While some lawyers complain that the Seventh Circuit's approach permits the EEOC to take a hard-line, take-it-or-leave-it approach to what are supposed to be good faith conciliation efforts, Mollica said the appeals court got it right.
"Because Title VII nowhere states that dismissal is an appropriate remedy for a supposed failure to conciliate, and because the defense is essentially 'I know it when I see it,' standardless review — completely unpredictable — I would hope that the court would affirm [Seventh Circuit Judge David] Hamilton's sensible decision in Mach Mining," Mollica said.
Oral arguments are set for Jan. 13.

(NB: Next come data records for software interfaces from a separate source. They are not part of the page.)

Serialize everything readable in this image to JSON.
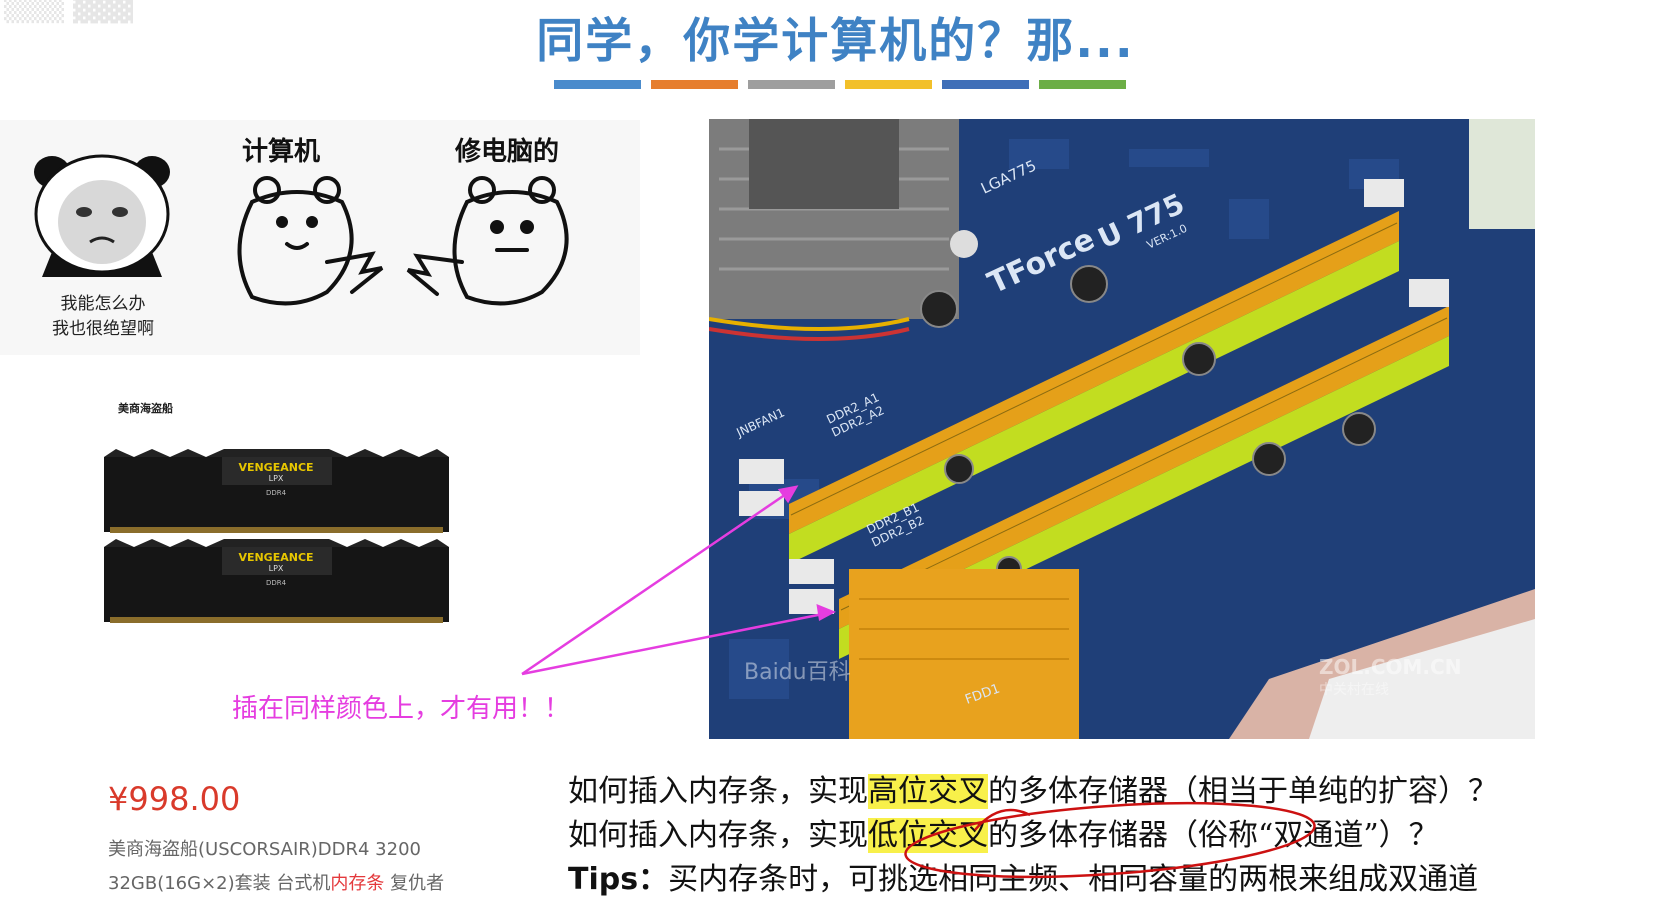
{
  "slide": {
    "title": "同学，你学计算机的？那...",
    "accent_colors": [
      "#4a8bcc",
      "#e67e2e",
      "#9e9e9e",
      "#f2c02a",
      "#3f6fb8",
      "#6cae46"
    ]
  },
  "meme": {
    "caption_line1": "我能怎么办",
    "caption_line2": "我也很绝望啊",
    "label_left": "计算机",
    "label_right": "修电脑的"
  },
  "product": {
    "brand_logo": "美商海盗船",
    "module_label": "VENGEANCE",
    "module_sublabel": "LPX",
    "module_type": "DDR4",
    "price": "¥998.00",
    "desc_line1": "美商海盗船(USCORSAIR)DDR4 3200",
    "desc_line2_a": "32GB(16G×2)套装 台式机",
    "desc_line2_b": "内存条",
    "desc_line2_c": " 复仇者"
  },
  "annotation": {
    "text": "插在同样颜色上，才有用！！"
  },
  "photo": {
    "cpu_socket": "LGA775",
    "board_brand": "TForce",
    "board_model": "U 775",
    "board_ver": "VER:1.0",
    "slot_a1": "DDR2_A1",
    "slot_a2": "DDR2_A2",
    "slot_b1": "DDR2_B1",
    "slot_b2": "DDR2_B2",
    "fan_label": "JNBFAN1",
    "fdd_label": "FDD1",
    "watermark_left": "Baidu百科",
    "watermark_right": "ZOL.COM.CN",
    "watermark_right_sub": "中关村在线"
  },
  "bottom": {
    "q1_pre": "如何插入内存条，实现",
    "q1_hl": "高位交叉",
    "q1_post": "的多体存储器（相当于单纯的扩容）？",
    "q2_pre": "如何插入内存条，实现",
    "q2_hl": "低位交叉",
    "q2_post": "的多体存储器（俗称“双通道”）？",
    "tips_label": "Tips：",
    "tips_text": "买内存条时，可挑选相同主频、相同容量的两根来组成双通道"
  },
  "colors": {
    "title": "#3f82c4",
    "annotation": "#e53de0",
    "price": "#d93a2b",
    "highlight": "#f8f04a",
    "slot_orange": "#e8a21e",
    "slot_green": "#c6e022",
    "pcb": "#1f3f78"
  }
}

The case is Mach Mining LLC v. Equal Employment Opportunity Commission, case number 13-1019, in the U.S. Supreme Court.